(Interface dataset entries)
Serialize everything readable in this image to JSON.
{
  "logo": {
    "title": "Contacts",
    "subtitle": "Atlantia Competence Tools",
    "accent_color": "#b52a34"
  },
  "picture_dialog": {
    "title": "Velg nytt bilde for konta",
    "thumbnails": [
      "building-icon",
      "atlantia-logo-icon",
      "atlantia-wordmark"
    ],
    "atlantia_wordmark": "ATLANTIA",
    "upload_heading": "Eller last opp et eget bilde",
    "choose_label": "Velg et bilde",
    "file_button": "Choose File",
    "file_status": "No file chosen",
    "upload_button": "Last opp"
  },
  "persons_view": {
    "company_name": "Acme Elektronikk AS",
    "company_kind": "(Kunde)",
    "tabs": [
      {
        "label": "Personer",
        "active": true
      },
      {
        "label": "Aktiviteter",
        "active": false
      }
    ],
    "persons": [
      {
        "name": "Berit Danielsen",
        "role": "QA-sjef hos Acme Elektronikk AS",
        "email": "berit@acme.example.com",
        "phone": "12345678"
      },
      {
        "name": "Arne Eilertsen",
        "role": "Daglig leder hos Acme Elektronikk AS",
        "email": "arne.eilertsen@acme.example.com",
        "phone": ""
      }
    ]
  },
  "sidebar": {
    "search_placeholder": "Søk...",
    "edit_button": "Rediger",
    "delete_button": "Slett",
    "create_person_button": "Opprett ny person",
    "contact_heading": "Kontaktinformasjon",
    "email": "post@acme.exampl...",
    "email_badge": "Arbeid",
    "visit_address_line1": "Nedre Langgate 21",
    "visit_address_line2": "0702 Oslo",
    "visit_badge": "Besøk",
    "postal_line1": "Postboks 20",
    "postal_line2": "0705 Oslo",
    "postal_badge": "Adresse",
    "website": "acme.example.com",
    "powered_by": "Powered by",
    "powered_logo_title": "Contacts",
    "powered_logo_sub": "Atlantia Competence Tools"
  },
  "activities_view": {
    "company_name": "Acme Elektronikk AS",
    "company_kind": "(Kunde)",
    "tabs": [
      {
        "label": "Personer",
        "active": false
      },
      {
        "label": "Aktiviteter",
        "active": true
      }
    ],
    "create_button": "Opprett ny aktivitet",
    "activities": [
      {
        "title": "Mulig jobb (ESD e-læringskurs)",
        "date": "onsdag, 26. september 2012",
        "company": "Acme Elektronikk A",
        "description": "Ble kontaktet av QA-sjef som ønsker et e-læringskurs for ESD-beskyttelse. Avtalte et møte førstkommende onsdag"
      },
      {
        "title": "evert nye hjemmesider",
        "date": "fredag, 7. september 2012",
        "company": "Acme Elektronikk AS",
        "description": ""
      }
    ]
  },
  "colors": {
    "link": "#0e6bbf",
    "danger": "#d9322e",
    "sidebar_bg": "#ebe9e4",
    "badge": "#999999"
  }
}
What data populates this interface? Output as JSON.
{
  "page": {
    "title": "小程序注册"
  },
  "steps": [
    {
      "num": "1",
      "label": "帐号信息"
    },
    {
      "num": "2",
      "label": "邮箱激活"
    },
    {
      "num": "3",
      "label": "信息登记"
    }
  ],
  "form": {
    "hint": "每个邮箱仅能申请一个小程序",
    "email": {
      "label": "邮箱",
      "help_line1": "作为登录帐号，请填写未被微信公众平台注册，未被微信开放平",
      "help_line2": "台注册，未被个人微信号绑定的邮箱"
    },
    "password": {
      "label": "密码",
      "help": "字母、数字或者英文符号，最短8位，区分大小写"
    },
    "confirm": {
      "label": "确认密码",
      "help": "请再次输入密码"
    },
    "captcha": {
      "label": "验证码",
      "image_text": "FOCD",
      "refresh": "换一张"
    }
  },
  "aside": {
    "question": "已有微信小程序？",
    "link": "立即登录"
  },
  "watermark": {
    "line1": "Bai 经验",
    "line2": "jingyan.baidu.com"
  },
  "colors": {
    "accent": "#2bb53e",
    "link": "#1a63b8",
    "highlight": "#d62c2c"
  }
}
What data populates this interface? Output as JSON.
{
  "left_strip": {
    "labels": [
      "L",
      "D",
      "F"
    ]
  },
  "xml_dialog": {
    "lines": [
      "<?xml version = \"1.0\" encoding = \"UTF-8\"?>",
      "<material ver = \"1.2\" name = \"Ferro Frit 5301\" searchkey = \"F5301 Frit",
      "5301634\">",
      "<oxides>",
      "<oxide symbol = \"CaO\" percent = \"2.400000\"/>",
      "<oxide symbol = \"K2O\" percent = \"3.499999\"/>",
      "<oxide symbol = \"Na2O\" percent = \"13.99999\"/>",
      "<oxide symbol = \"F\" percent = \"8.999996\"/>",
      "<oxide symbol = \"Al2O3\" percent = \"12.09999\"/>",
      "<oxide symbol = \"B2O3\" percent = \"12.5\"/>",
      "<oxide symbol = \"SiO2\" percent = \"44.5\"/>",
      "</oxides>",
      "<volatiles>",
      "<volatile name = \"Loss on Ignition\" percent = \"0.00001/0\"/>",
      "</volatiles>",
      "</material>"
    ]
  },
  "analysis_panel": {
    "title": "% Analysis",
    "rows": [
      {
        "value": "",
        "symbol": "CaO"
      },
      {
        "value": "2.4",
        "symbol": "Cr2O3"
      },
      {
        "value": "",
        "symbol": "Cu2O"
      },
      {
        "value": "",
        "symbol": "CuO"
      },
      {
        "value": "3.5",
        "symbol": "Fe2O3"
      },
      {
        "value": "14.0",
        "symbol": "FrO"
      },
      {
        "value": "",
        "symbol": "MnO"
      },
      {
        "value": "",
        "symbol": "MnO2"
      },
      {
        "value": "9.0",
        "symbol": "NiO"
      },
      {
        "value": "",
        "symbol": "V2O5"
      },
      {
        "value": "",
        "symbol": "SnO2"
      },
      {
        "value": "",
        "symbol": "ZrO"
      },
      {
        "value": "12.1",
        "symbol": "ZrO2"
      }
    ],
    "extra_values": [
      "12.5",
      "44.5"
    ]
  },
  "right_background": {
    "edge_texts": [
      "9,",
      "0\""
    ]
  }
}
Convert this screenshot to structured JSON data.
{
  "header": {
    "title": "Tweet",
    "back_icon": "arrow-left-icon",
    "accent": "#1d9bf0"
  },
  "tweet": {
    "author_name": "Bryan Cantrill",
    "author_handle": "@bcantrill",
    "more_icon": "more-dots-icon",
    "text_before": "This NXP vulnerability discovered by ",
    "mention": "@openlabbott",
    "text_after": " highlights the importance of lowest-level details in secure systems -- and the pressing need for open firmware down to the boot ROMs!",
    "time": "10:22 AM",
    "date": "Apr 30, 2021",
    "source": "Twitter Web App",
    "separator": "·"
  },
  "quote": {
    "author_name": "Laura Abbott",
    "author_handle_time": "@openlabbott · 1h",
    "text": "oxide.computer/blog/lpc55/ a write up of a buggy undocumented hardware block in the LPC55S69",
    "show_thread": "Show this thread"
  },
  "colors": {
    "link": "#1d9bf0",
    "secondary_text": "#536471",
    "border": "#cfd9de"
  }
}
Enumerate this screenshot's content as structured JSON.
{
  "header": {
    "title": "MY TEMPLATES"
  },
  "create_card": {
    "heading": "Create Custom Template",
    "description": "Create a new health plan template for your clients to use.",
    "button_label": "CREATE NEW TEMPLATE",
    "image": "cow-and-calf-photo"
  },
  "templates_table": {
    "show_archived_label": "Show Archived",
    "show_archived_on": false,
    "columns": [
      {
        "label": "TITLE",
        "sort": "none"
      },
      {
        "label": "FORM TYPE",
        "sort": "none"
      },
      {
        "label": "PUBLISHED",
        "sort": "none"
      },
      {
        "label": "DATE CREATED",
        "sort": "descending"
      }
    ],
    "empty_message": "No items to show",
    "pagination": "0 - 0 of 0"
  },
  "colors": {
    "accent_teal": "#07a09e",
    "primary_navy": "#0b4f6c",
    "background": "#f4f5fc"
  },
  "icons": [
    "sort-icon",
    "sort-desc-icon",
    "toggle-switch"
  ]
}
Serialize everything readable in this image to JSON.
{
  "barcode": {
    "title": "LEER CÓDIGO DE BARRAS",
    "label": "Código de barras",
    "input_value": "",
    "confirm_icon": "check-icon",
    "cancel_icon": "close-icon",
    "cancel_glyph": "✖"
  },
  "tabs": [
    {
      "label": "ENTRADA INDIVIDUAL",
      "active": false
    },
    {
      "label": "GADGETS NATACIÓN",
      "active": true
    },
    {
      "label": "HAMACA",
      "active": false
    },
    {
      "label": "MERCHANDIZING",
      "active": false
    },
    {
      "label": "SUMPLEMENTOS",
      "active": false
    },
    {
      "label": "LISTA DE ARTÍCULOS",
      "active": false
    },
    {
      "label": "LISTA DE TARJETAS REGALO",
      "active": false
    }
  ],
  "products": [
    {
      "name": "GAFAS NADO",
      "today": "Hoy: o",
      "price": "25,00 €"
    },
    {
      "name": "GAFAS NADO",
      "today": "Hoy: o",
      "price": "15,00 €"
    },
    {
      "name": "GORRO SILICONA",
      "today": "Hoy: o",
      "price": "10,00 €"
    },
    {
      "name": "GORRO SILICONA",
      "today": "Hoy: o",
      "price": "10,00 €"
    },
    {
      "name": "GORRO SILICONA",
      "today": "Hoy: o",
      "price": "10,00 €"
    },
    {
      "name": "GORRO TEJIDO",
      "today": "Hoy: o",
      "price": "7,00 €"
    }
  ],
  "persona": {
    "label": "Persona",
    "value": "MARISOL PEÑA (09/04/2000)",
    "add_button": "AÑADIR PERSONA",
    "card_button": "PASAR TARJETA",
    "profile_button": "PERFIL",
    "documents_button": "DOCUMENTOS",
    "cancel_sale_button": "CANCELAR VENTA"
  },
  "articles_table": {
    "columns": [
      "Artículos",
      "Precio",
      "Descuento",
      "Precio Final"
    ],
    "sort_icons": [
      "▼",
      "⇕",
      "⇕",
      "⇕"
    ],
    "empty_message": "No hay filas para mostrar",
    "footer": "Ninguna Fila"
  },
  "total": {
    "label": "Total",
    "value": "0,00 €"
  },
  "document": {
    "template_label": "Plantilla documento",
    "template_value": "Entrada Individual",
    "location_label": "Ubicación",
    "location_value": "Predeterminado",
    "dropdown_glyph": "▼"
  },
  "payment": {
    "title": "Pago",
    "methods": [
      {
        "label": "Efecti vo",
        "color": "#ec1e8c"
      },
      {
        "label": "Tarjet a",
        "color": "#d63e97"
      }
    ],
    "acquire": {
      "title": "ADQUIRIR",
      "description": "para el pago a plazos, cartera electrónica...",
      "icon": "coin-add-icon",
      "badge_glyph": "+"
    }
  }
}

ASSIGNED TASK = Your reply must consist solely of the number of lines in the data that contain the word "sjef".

ANSWER TO THIS EXERCISE = 2